- _Work request_
Everything from the line with "Enumerate this screenshot's" to the end of the data is to be retyped exactly, and nothing else.

- _Given data_
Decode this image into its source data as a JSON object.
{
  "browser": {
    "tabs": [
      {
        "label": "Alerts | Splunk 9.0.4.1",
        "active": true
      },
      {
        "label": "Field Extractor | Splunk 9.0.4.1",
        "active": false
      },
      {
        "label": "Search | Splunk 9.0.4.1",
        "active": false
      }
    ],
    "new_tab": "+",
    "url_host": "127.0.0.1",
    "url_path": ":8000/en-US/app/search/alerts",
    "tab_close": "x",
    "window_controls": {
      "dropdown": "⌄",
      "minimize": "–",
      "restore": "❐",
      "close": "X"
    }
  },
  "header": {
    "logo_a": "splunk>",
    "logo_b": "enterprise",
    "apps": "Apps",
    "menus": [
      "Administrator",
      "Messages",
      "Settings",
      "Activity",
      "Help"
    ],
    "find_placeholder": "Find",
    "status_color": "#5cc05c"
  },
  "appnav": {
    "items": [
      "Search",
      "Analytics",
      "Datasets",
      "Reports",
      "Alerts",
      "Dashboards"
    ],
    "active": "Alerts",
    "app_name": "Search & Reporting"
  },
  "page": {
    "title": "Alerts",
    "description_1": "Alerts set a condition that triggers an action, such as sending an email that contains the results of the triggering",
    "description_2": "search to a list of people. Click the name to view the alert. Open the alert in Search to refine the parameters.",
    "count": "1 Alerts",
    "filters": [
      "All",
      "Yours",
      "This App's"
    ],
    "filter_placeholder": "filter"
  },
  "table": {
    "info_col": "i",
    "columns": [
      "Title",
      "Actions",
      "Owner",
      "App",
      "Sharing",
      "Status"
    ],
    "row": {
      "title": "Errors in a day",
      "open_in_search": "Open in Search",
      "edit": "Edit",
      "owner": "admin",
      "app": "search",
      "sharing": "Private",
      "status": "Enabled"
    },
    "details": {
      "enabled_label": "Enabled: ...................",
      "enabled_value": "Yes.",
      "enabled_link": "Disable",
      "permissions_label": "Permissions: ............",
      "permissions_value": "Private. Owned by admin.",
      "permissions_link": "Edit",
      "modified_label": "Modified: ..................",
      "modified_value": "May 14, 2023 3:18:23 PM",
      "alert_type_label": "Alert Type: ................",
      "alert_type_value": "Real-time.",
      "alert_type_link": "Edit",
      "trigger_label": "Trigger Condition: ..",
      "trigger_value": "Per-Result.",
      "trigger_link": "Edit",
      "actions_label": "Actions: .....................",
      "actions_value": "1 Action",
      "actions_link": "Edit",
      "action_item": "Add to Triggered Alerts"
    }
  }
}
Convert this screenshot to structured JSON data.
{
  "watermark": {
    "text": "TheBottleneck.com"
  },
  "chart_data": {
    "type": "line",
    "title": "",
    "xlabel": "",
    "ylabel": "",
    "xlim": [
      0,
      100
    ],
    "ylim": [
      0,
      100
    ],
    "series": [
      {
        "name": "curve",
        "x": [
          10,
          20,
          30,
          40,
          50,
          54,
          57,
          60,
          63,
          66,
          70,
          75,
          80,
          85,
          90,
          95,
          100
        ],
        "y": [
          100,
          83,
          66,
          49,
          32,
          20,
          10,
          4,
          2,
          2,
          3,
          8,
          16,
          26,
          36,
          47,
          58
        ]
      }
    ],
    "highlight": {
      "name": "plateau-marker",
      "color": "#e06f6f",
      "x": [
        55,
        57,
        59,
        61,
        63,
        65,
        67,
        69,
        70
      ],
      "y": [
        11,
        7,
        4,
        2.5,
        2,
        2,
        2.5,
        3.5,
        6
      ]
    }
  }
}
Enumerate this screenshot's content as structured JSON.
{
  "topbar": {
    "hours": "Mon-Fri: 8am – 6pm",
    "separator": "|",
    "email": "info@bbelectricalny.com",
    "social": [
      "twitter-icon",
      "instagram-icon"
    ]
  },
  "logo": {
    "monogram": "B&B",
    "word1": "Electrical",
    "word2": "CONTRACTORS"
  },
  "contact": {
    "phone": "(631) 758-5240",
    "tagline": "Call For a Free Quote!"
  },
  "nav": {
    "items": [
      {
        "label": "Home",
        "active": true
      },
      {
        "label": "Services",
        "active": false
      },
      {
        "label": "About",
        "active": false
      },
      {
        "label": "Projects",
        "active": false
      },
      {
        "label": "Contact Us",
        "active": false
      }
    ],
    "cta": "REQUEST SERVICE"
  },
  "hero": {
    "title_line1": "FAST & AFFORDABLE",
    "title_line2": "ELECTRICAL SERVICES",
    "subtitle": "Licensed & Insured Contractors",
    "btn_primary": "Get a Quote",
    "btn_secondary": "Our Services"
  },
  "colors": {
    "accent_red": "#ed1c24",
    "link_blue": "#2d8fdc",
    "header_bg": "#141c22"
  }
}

- _Answer to this task_
Enumerate this screenshot's content as structured JSON.
{
  "topbar": {
    "hours": "Mon-Fri: 8am – 6pm",
    "separator": "|",
    "email": "info@bbelectricalny.com",
    "social": [
      "twitter-icon",
      "instagram-icon"
    ]
  },
  "logo": {
    "monogram": "B&B",
    "word1": "Electrical",
    "word2": "CONTRACTORS"
  },
  "contact": {
    "phone": "(631) 758-5240",
    "tagline": "Call For a Free Quote!"
  },
  "nav": {
    "items": [
      {
        "label": "Home",
        "active": true
      },
      {
        "label": "Services",
        "active": false
      },
      {
        "label": "About",
        "active": false
      },
      {
        "label": "Projects",
        "active": false
      },
      {
        "label": "Contact Us",
        "active": false
      }
    ],
    "cta": "REQUEST SERVICE"
  },
  "hero": {
    "title_line1": "FAST & AFFORDABLE",
    "title_line2": "ELECTRICAL SERVICES",
    "subtitle": "Licensed & Insured Contractors",
    "btn_primary": "Get a Quote",
    "btn_secondary": "Our Services"
  },
  "colors": {
    "accent_red": "#ed1c24",
    "link_blue": "#2d8fdc",
    "header_bg": "#141c22"
  }
}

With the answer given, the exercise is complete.